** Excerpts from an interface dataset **
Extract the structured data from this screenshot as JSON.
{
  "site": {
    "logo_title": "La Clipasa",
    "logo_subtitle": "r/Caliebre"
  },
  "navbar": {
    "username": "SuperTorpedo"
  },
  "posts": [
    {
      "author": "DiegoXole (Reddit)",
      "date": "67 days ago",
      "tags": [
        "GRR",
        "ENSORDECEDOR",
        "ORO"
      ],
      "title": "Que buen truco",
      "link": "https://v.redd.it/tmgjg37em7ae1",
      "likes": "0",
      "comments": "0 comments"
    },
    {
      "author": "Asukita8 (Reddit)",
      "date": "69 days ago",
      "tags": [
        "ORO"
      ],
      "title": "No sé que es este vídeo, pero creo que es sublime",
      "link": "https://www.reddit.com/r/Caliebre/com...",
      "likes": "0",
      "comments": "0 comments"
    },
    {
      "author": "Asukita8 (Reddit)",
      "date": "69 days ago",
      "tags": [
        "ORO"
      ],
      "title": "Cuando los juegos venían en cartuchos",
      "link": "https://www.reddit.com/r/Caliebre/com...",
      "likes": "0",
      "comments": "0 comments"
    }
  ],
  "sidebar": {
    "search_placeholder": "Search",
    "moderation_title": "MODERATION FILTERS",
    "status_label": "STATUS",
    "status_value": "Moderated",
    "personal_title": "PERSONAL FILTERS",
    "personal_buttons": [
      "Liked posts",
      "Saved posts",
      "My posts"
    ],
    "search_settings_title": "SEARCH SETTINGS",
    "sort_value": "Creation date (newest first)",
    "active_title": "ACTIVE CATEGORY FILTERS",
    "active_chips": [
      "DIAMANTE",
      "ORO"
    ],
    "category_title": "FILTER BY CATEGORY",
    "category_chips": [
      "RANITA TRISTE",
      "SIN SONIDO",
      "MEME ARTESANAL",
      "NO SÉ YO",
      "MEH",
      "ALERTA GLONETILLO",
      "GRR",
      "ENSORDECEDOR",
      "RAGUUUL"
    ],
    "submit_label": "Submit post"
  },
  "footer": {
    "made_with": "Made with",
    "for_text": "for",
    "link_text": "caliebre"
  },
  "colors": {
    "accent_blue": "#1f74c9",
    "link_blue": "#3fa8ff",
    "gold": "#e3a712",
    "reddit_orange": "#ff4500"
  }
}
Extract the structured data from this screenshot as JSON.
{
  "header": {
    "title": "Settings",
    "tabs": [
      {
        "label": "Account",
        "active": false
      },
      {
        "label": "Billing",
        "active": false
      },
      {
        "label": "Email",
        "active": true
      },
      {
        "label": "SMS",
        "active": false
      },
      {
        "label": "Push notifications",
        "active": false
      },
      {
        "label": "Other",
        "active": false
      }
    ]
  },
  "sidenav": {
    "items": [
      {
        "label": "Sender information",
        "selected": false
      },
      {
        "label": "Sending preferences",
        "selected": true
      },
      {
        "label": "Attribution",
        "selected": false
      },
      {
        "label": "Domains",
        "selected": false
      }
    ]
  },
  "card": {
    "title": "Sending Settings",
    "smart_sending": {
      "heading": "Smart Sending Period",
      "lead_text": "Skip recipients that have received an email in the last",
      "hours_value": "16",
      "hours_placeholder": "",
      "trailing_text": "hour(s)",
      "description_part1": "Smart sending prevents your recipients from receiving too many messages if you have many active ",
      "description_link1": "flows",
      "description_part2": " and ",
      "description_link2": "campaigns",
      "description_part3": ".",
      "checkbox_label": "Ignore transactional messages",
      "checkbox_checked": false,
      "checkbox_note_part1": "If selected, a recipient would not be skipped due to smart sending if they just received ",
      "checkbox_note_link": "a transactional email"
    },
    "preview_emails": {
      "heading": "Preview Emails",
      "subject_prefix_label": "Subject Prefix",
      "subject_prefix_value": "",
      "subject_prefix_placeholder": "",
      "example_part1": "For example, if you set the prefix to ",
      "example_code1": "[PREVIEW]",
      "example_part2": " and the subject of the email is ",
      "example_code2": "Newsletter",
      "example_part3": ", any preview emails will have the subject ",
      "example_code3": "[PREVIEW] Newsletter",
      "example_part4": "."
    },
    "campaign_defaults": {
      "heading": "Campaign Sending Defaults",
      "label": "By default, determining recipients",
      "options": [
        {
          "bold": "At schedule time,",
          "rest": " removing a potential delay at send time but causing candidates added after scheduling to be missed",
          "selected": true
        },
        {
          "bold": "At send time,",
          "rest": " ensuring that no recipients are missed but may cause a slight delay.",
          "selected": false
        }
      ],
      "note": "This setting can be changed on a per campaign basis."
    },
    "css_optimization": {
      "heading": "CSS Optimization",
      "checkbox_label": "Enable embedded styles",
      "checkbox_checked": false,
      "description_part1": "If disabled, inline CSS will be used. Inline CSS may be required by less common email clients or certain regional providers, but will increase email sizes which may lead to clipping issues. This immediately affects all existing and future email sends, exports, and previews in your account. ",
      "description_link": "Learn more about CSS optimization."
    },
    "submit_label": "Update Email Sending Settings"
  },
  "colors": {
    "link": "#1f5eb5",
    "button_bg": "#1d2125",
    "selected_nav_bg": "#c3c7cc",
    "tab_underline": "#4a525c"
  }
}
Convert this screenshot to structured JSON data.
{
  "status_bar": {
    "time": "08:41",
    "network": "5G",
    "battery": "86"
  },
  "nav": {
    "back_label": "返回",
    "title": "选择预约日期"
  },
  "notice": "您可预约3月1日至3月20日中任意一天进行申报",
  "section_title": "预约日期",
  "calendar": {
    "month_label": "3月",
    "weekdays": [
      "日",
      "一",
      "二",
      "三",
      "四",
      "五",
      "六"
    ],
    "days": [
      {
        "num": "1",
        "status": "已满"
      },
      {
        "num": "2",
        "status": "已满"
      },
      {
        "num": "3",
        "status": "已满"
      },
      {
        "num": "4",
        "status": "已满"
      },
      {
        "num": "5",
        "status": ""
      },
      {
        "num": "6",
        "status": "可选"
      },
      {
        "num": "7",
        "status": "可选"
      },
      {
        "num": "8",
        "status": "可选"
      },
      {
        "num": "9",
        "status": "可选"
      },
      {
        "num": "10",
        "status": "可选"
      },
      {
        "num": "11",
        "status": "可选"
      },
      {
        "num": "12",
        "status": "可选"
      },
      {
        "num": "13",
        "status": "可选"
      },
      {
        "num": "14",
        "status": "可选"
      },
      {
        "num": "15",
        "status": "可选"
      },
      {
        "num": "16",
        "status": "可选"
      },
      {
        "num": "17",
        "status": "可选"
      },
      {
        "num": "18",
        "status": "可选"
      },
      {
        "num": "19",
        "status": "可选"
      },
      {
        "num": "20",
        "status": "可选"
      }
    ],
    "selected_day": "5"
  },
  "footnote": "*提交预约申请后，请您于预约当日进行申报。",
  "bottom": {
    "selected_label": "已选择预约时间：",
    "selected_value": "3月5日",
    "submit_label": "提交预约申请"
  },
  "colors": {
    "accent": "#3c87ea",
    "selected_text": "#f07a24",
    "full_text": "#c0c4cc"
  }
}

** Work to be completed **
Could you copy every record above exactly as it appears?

** Finished task **
Extract the structured data from this screenshot as JSON.
{
  "site": {
    "logo_title": "La Clipasa",
    "logo_subtitle": "r/Caliebre"
  },
  "navbar": {
    "username": "SuperTorpedo"
  },
  "posts": [
    {
      "author": "DiegoXole (Reddit)",
      "date": "67 days ago",
      "tags": [
        "GRR",
        "ENSORDECEDOR",
        "ORO"
      ],
      "title": "Que buen truco",
      "link": "https://v.redd.it/tmgjg37em7ae1",
      "likes": "0",
      "comments": "0 comments"
    },
    {
      "author": "Asukita8 (Reddit)",
      "date": "69 days ago",
      "tags": [
        "ORO"
      ],
      "title": "No sé que es este vídeo, pero creo que es sublime",
      "link": "https://www.reddit.com/r/Caliebre/com...",
      "likes": "0",
      "comments": "0 comments"
    },
    {
      "author": "Asukita8 (Reddit)",
      "date": "69 days ago",
      "tags": [
        "ORO"
      ],
      "title": "Cuando los juegos venían en cartuchos",
      "link": "https://www.reddit.com/r/Caliebre/com...",
      "likes": "0",
      "comments": "0 comments"
    }
  ],
  "sidebar": {
    "search_placeholder": "Search",
    "moderation_title": "MODERATION FILTERS",
    "status_label": "STATUS",
    "status_value": "Moderated",
    "personal_title": "PERSONAL FILTERS",
    "personal_buttons": [
      "Liked posts",
      "Saved posts",
      "My posts"
    ],
    "search_settings_title": "SEARCH SETTINGS",
    "sort_value": "Creation date (newest first)",
    "active_title": "ACTIVE CATEGORY FILTERS",
    "active_chips": [
      "DIAMANTE",
      "ORO"
    ],
    "category_title": "FILTER BY CATEGORY",
    "category_chips": [
      "RANITA TRISTE",
      "SIN SONIDO",
      "MEME ARTESANAL",
      "NO SÉ YO",
      "MEH",
      "ALERTA GLONETILLO",
      "GRR",
      "ENSORDECEDOR",
      "RAGUUUL"
    ],
    "submit_label": "Submit post"
  },
  "footer": {
    "made_with": "Made with",
    "for_text": "for",
    "link_text": "caliebre"
  },
  "colors": {
    "accent_blue": "#1f74c9",
    "link_blue": "#3fa8ff",
    "gold": "#e3a712",
    "reddit_orange": "#ff4500"
  }
}
Extract the structured data from this screenshot as JSON.
{
  "header": {
    "title": "Settings",
    "tabs": [
      {
        "label": "Account",
        "active": false
      },
      {
        "label": "Billing",
        "active": false
      },
      {
        "label": "Email",
        "active": true
      },
      {
        "label": "SMS",
        "active": false
      },
      {
        "label": "Push notifications",
        "active": false
      },
      {
        "label": "Other",
        "active": false
      }
    ]
  },
  "sidenav": {
    "items": [
      {
        "label": "Sender information",
        "selected": false
      },
      {
        "label": "Sending preferences",
        "selected": true
      },
      {
        "label": "Attribution",
        "selected": false
      },
      {
        "label": "Domains",
        "selected": false
      }
    ]
  },
  "card": {
    "title": "Sending Settings",
    "smart_sending": {
      "heading": "Smart Sending Period",
      "lead_text": "Skip recipients that have received an email in the last",
      "hours_value": "16",
      "hours_placeholder": "",
      "trailing_text": "hour(s)",
      "description_part1": "Smart sending prevents your recipients from receiving too many messages if you have many active ",
      "description_link1": "flows",
      "description_part2": " and ",
      "description_link2": "campaigns",
      "description_part3": ".",
      "checkbox_label": "Ignore transactional messages",
      "checkbox_checked": false,
      "checkbox_note_part1": "If selected, a recipient would not be skipped due to smart sending if they just received ",
      "checkbox_note_link": "a transactional email"
    },
    "preview_emails": {
      "heading": "Preview Emails",
      "subject_prefix_label": "Subject Prefix",
      "subject_prefix_value": "",
      "subject_prefix_placeholder": "",
      "example_part1": "For example, if you set the prefix to ",
      "example_code1": "[PREVIEW]",
      "example_part2": " and the subject of the email is ",
      "example_code2": "Newsletter",
      "example_part3": ", any preview emails will have the subject ",
      "example_code3": "[PREVIEW] Newsletter",
      "example_part4": "."
    },
    "campaign_defaults": {
      "heading": "Campaign Sending Defaults",
      "label": "By default, determining recipients",
      "options": [
        {
          "bold": "At schedule time,",
          "rest": " removing a potential delay at send time but causing candidates added after scheduling to be missed",
          "selected": true
        },
        {
          "bold": "At send time,",
          "rest": " ensuring that no recipients are missed but may cause a slight delay.",
          "selected": false
        }
      ],
      "note": "This setting can be changed on a per campaign basis."
    },
    "css_optimization": {
      "heading": "CSS Optimization",
      "checkbox_label": "Enable embedded styles",
      "checkbox_checked": false,
      "description_part1": "If disabled, inline CSS will be used. Inline CSS may be required by less common email clients or certain regional providers, but will increase email sizes which may lead to clipping issues. This immediately affects all existing and future email sends, exports, and previews in your account. ",
      "description_link": "Learn more about CSS optimization."
    },
    "submit_label": "Update Email Sending Settings"
  },
  "colors": {
    "link": "#1f5eb5",
    "button_bg": "#1d2125",
    "selected_nav_bg": "#c3c7cc",
    "tab_underline": "#4a525c"
  }
}
Convert this screenshot to structured JSON data.
{
  "status_bar": {
    "time": "08:41",
    "network": "5G",
    "battery": "86"
  },
  "nav": {
    "back_label": "返回",
    "title": "选择预约日期"
  },
  "notice": "您可预约3月1日至3月20日中任意一天进行申报",
  "section_title": "预约日期",
  "calendar": {
    "month_label": "3月",
    "weekdays": [
      "日",
      "一",
      "二",
      "三",
      "四",
      "五",
      "六"
    ],
    "days": [
      {
        "num": "1",
        "status": "已满"
      },
      {
        "num": "2",
        "status": "已满"
      },
      {
        "num": "3",
        "status": "已满"
      },
      {
        "num": "4",
        "status": "已满"
      },
      {
        "num": "5",
        "status": ""
      },
      {
        "num": "6",
        "status": "可选"
      },
      {
        "num": "7",
        "status": "可选"
      },
      {
        "num": "8",
        "status": "可选"
      },
      {
        "num": "9",
        "status": "可选"
      },
      {
        "num": "10",
        "status": "可选"
      },
      {
        "num": "11",
        "status": "可选"
      },
      {
        "num": "12",
        "status": "可选"
      },
      {
        "num": "13",
        "status": "可选"
      },
      {
        "num": "14",
        "status": "可选"
      },
      {
        "num": "15",
        "status": "可选"
      },
      {
        "num": "16",
        "status": "可选"
      },
      {
        "num": "17",
        "status": "可选"
      },
      {
        "num": "18",
        "status": "可选"
      },
      {
        "num": "19",
        "status": "可选"
      },
      {
        "num": "20",
        "status": "可选"
      }
    ],
    "selected_day": "5"
  },
  "footnote": "*提交预约申请后，请您于预约当日进行申报。",
  "bottom": {
    "selected_label": "已选择预约时间：",
    "selected_value": "3月5日",
    "submit_label": "提交预约申请"
  },
  "colors": {
    "accent": "#3c87ea",
    "selected_text": "#f07a24",
    "full_text": "#c0c4cc"
  }
}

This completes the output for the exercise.